As I noted with Razer’s Pro models, the XLR-type jacks of the Blue’s Pro version let owners interface them with mixer boards in fancier setups. You may be wondering why this isn’t the best desktop mic for gaming then? Well, the price point is too high to justify its great performance.


Although there are approving reviews of Shure’s PG42-USB, this item will no longer be produced and will eventually disappear from the market, which is why I did not evaluate it.

Marshall’s MXL AC-404 appears to have good reviews as well, but given that its flat design and high sensitivity is tweaked for capturing voice reflections around bare conference tables, I decided that this model was not appropriate for testing as well.

Final Words

Users who go the route of using dedicated mics (my recommendation in general) have come to regard Blue’s Yeti as a mic that pleases.
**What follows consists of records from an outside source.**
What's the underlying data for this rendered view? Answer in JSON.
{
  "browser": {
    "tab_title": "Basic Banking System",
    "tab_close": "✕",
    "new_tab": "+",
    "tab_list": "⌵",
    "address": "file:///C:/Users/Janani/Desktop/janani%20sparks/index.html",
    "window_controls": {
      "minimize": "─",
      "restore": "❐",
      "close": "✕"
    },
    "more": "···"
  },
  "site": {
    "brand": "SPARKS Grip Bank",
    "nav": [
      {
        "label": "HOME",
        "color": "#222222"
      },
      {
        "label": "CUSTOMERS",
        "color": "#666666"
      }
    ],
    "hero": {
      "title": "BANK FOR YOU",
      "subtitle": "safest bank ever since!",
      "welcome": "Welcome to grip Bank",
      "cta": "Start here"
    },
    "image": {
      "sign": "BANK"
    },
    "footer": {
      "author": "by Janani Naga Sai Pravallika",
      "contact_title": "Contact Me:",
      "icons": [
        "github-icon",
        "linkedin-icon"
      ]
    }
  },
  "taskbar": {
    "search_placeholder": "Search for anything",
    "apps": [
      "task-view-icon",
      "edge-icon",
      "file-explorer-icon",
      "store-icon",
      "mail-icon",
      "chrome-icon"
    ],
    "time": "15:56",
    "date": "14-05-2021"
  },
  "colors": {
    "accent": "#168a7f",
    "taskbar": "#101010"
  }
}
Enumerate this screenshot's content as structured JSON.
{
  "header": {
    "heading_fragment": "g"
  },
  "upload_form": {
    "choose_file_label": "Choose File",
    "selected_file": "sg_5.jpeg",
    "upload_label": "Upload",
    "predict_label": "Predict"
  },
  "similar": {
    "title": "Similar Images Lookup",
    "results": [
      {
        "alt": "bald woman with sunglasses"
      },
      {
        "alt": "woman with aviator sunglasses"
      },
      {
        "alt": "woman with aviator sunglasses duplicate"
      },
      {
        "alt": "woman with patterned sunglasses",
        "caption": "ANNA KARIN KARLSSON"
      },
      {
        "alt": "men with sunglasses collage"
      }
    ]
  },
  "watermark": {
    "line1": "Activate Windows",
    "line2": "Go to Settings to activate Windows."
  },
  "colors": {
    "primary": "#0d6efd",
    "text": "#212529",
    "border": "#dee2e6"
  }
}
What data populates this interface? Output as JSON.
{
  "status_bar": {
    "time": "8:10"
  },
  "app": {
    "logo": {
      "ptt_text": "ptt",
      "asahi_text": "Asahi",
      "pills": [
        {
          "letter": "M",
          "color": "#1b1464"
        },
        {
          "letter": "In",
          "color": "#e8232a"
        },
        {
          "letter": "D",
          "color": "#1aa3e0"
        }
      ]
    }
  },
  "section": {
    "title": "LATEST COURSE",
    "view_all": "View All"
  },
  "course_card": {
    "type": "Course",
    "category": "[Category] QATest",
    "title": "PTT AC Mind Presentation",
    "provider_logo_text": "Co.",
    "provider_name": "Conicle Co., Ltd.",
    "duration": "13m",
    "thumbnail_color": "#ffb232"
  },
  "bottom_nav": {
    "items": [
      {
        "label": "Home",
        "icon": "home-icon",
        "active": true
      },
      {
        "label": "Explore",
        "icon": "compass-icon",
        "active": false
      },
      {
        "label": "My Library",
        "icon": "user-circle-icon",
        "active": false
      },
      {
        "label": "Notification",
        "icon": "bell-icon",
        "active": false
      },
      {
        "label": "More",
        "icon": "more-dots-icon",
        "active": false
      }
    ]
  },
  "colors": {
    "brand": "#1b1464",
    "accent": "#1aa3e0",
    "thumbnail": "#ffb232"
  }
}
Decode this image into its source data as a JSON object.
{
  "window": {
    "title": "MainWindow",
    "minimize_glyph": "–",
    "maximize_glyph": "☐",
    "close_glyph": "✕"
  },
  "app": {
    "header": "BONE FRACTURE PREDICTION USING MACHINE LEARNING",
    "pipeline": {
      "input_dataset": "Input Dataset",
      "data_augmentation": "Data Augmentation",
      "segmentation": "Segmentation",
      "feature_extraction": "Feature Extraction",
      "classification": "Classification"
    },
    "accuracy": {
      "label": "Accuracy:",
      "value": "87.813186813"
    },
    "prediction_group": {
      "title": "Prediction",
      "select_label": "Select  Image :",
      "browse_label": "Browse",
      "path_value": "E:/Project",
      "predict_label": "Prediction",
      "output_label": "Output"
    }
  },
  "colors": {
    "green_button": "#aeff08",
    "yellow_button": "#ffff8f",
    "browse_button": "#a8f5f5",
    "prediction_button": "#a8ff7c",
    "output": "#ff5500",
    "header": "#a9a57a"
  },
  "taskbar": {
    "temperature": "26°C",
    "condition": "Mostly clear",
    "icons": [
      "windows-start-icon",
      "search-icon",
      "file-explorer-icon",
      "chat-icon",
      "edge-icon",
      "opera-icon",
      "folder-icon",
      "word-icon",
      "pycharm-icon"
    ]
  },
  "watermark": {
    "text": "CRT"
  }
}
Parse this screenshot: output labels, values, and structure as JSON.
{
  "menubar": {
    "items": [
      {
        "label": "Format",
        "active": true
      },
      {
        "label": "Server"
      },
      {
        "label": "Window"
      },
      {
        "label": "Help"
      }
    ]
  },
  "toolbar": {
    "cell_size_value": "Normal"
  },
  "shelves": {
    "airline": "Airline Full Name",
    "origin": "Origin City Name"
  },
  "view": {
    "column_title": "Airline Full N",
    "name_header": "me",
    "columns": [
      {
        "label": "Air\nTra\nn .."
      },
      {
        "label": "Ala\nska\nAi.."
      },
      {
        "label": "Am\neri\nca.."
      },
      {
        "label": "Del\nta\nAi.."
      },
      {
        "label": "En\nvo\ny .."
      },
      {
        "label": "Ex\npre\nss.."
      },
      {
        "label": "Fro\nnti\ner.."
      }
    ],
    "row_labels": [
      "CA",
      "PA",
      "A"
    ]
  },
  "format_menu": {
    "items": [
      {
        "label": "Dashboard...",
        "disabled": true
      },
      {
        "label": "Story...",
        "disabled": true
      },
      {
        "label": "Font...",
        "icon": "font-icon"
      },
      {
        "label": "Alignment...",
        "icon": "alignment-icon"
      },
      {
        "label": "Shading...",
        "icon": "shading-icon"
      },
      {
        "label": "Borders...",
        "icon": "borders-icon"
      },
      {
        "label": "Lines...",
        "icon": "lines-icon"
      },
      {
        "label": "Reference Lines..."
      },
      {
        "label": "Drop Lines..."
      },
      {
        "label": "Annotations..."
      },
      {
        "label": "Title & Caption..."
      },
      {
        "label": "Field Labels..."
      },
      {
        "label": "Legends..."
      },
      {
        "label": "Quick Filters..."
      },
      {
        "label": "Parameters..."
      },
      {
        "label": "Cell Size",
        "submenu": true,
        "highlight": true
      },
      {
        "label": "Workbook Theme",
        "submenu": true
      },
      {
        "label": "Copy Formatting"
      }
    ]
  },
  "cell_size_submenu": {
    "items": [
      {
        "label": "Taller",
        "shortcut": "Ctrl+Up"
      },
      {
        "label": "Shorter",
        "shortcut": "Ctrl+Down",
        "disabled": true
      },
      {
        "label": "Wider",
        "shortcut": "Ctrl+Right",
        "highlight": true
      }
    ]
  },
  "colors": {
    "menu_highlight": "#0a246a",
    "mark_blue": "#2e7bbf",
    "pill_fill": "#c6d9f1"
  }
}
Probably the best gaming microphone for the price and a pretty decent tool for live streaming as well, it has been a bestseller for a long time and should be on most buyers’ shortlists.

In any case, the mics I have listed here work well for teaming up with friends online and for live streaming gameplay and other content. You really can’t go wrong with one of these on your desk or person.

One more thing: if you’re into live streaming, your microphone will likely appear in most of the views you will be broadcasting to your audiences. So if you have a choice, it would be smart to choose one with a design that suits your presentation theme and style. We hope you liked our list of the top microphones for gaming and that you found the best microphone for gaming according to your budget and needs.